Kaṅkha (कङ्ख).—Enjoyment, fruition.
Derivable forms: kaṅkham (कङ्खम्).Source: Cologne Digital Sanskrit Dictionaries: Shabda-Sagara Sanskrit-English Dictionary
(-ṅkhaḥ) Enjoyment, fruition. E. kakhi to deride, ac aff.Source: Cologne Digital Sanskrit Dictionaries: Monier-Williams Sanskrit-English Dictionary
Kaṅkha (कङ्ख):—n. (perhaps a combination of ka and kha), enjoyment, fruition, [cf. Lexicographers, esp. such as amarasiṃha, halāyudha, hemacandra, etc.]
[Sanskrit to German] (Deutsch Wörterbuch)Source: Cologne Digital Sanskrit Dictionaries: Böhtlingk and Roth Grosses Petersburger Wörterbuch
Kaṅkha (कङ्ख):—n. Genuss [Śabdamālā im Śabdakalpadruma] Zwei Wörter (ka und kha) für eines genommen; vgl. [Chāndogyopaniṣad 4, 10, 5] unter 3. ka .Source: Cologne Digital Sanskrit Dictionaries: Sanskrit-Wörterbuch in kürzerer Fassung
Kaṅkha (कङ्ख):—n. Genuss. Zu zerlegen in kaṃ kham.
Sanskrit, also spelled संस्कृतम् (saṃskṛtam), is an ancient language of India commonly seen as the grandmother of the Indo-European language family (even English!). Closely allied with Prakrit and Pali, Sanskrit is more exhaustive in both grammar and terms and has the most extensive collection of literature in the world, greatly surpassing its sister-languages Greek and Latin.

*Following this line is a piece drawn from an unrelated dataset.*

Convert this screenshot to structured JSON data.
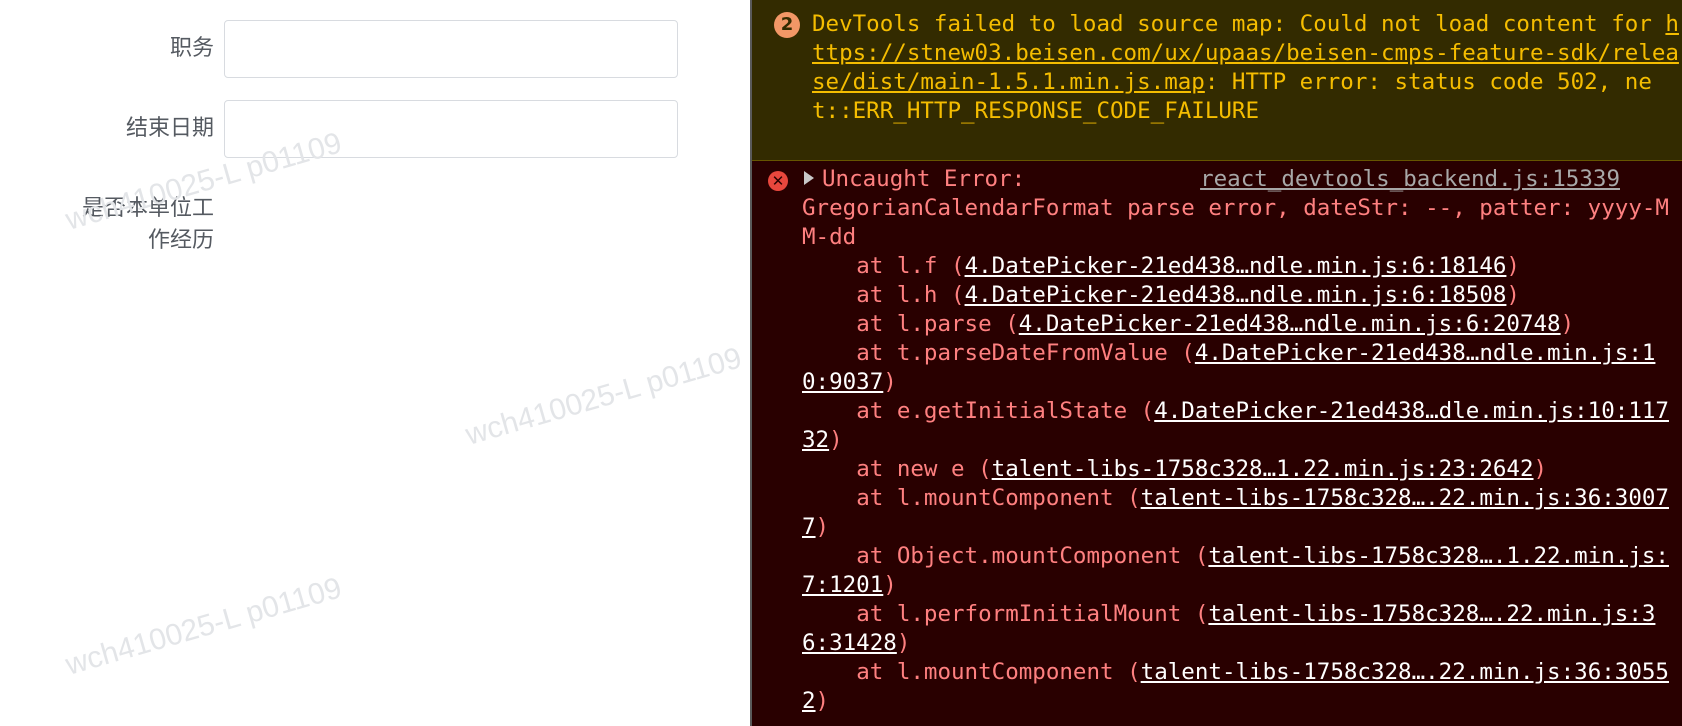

See also (Relevant definitions)
Starts with: Kankha Revata, Kankha Vitarana Visuddhi, Kankhacchedana, Kankhacchida, Kankhadhamma, Kankhamana, Kankhana, Kankhaniya, Kankhara, Kankhasamangin, Kankhati, Kankhatthaniya, Kankhavitarana, Kankhavitarani, Kankhayana, Kankhayati.
Full-text (+8): Nikkankha, Sceptical Doubt, Skeptical Doubt, Kankhayati, Vitarana, Chida, Kanksha, Kankhacchida, Kankhacchedana, Kankhasamangin, Kankhadhamma, Vitinna, Kankhatthaniya, Kakha, Vapayati, Abbhokasikanga, Parisappana, Kankshayitata, Kankhavitarana, Padhaniya.
Search found 11 books and stories containing Kankha, Kankhā, Kaṅkhā, Kāṅkhā, Kāṅkha, Kaṅkha; (plurals include: Kankhas, Kankhās, Kaṅkhās, Kāṅkhās, Kāṅkhas, Kaṅkhas). You can also click to the full overview containing English textual excerpts. Below are direct links for the most relevant articles:
The Great Chronicle of Buddhas (by Ven. Mingun Sayadaw)
Biography (15): Kaṅkhā Revata Mahāthera < [Chapter 43 - Forty-one Arahat-Mahatheras and their Respective Etadagga titles]
Part 1 - The Week on the Throne (Pallanka Sattāha) < [Chapter 8 - The Buddha’s stay at the Seven Places]
Part 8 - The Eight Qualities of the Bodhisatta’s Mind Continuum < [Chapter 7 - The Attainment of Buddhahood]
A Manual of Abhidhamma (by Nārada Thera)
Diagram XIV < [Chapter VII - Abhidhamma Categories]
121 Types of Consciousness < [Chapter I - Different Types of Consciousness]
Bhagavati-sutra (Viyaha-pannatti) (by K. C. Lalwani)
Vipassana Meditation (by Chanmyay Sayadaw)
Part 4 - Purification By Overcoming Doubt < [Chapter 5 - The Seven Stages Of Purification]
A Survey of Paramattha Dhammas (by Sujin Boriharnwanaket)